The couple knew they were witnessing something special June 27 in Mount Pleasant.

"I don't think I've seen anything like this before," said Jackie Holst, who bought a covered lawn chair to watch dozens of classic models in the yearly Great Race motor onto the grounds at Patriots Point.

"They may not do this (again) on the East Coast for 10-15 years," husband Jerry Holst added.

Mount Pleasant was one of 10 stopover cities and towns on the Great Race route this year, which covered 2,100 miles from Ogunquit, Maine, to The Villages, Fla. Ending the seventh leg of the annual rally, the East Cooper town made the most of it with a star-spangled celebration full of wavable-sized American flags and a greeting party of 100 local classic cars.

The town's mayor, Linda Page, was named an honorary driver for a day.

"We're excited," said Chris Hauff, public information officer at Patriots Point. He numbered the late afternoon crowd on a sunny day in the "thousands. You couldn't ask for better weather," he said.

According to the event guide, 109 cars dating from 1916 through 1972 registered to compete in the rally. Rather than a speed race, the event showcases vehicles with a driver and navigator who combine to meet checkpoints at pre-determined times. The closer they get to matching the clock, the better their score.

Hemmings Motor News and Hagerty classic car insurer were chief sponsors of the 2014 Great Race. Each year, the event takes a different path, typically cross country, from south to north or like this year, north to south. The 2015 rally is expected to follow famed highway Route 66.

Race director Jeff Stumb said he was pleased with how this year's event was progressing. Along with generally good weather, "the attrition has been low." He said Mount Pleasant has been "awesome" as an overnight stop.

"We knew we wanted to stop in this area for a couple of reasons." At least a dozen Lowcountry car enthusiasts have taken part in the Great Race, and Charleston was the starting point for the 1992 rally.

Organizers met with Patriots Point officials, and "they got it," Stumb said. "They deal with a lot of old stuff," he said. Stumb rated Mount Pleasant with New Bern, N.C., Poughkeepsie, N.Y., and Lowell, Mass., as top overnight stops.

The Great Race cars started arriving at Patriots Point from Myrtle Beach around 4:30 p.m. They droved past the local cars on display, stopping to wave or get their picture taken. Friendly crowds lined the roadway, viewing everything from a 1932 Ford coupe to a futuristic looking 1937 Bugatti Atlantic tribute car.

Some drivers and navigators wore googles and caps and a pre WWII police car blew its siren. California car buff Erin Kaplan was dressed in a period pink poodle skirt to match her 1957 Ford Thunderbird.

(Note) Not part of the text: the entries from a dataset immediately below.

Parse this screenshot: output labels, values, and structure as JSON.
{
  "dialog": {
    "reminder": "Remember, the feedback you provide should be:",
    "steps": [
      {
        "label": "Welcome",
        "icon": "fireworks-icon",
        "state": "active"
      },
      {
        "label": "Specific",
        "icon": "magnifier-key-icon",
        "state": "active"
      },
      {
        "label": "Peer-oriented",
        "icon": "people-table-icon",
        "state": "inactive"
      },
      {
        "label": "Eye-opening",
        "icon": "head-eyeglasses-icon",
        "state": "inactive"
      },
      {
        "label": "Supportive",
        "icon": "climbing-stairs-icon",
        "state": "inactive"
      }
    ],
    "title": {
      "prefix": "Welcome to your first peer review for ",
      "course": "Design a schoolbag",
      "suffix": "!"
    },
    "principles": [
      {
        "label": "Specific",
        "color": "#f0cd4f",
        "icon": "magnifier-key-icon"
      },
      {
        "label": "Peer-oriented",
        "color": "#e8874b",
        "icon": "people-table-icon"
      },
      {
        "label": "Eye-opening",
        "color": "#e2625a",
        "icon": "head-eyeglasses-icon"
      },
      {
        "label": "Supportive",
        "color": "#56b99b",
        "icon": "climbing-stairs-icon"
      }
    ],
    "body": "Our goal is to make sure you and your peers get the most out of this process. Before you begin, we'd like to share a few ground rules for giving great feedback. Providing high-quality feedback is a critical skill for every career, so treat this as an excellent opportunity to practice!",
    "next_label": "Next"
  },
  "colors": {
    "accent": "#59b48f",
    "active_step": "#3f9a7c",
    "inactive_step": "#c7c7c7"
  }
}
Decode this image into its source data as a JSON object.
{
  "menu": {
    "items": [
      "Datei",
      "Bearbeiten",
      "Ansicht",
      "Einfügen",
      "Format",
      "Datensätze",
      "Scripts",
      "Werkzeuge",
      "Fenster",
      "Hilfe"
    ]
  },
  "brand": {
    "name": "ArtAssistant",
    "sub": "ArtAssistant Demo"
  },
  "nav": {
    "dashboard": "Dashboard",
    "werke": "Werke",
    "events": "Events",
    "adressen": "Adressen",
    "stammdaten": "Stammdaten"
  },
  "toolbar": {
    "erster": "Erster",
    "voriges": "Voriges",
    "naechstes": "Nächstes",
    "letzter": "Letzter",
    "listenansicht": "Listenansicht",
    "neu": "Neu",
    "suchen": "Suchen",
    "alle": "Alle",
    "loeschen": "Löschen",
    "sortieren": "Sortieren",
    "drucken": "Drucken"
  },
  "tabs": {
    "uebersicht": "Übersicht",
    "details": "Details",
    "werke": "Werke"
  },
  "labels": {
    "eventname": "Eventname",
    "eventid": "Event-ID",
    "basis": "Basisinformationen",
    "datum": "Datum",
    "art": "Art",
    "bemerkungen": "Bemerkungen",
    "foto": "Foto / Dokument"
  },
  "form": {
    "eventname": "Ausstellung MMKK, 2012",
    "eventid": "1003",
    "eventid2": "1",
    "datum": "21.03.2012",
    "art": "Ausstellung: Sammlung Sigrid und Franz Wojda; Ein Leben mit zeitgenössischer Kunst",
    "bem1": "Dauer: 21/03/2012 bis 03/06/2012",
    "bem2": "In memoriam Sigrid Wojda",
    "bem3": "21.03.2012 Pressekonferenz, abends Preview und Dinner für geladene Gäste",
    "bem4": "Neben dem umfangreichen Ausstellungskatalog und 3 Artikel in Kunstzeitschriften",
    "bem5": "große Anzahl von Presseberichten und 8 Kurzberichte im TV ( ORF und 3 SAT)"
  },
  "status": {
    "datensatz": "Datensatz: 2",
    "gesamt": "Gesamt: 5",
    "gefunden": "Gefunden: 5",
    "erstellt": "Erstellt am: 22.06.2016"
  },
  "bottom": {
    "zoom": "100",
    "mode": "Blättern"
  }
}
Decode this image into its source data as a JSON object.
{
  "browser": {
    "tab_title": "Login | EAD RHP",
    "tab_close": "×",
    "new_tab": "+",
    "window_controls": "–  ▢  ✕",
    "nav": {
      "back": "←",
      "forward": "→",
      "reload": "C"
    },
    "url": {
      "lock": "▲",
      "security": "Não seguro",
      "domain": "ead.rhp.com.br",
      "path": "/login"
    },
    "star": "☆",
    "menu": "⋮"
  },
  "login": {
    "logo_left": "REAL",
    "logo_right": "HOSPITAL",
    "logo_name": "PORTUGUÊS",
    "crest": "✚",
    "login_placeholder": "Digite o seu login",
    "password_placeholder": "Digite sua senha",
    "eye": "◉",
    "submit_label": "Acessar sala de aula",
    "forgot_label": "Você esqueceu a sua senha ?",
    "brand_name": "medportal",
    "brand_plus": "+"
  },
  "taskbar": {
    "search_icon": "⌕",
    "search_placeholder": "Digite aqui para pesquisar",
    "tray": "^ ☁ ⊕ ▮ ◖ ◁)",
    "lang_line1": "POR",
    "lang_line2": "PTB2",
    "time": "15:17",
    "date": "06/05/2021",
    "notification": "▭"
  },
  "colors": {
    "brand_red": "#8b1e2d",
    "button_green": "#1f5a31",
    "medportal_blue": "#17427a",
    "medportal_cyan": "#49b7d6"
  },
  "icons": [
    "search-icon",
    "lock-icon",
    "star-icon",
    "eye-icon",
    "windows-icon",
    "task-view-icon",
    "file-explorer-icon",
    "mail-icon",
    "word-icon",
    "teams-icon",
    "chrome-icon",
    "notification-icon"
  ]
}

"We are rookies,' said the driver, who counts on her husband Brad Kaplan to navigate. "The first few days we got lost a few times."

Drivers and navigators drove under a big archway to be introduced by the Great Race announcer, Brian Goudge.

Among the supportive people in the audience was Fay Minshew of Johns Island. Her husband Joe Minshew participated in the Great Race numerous times. One of his entries ran on propane. His cars included a 1917 Hudson and 1929 Ford Model A, which were on display on the infield. So was a blue 1932 Ford Roadster, which he was fixing up when he died in 2005.

The Minshews got involved in 1992 when Charleston was the race's starting point. Watching the start from Marion Square, Joe Minshew pledged he was going to race the next year. The couple didn't own a classic car but bought one by 1993.

"I'm so excited about it," Fay Minshew said. "I was a little sad for awhile." But she's grateful to have gone. "I've seen so many people (from past races)."

Reach Jim Parker at 937-5542 or jparker@postandcourier.com.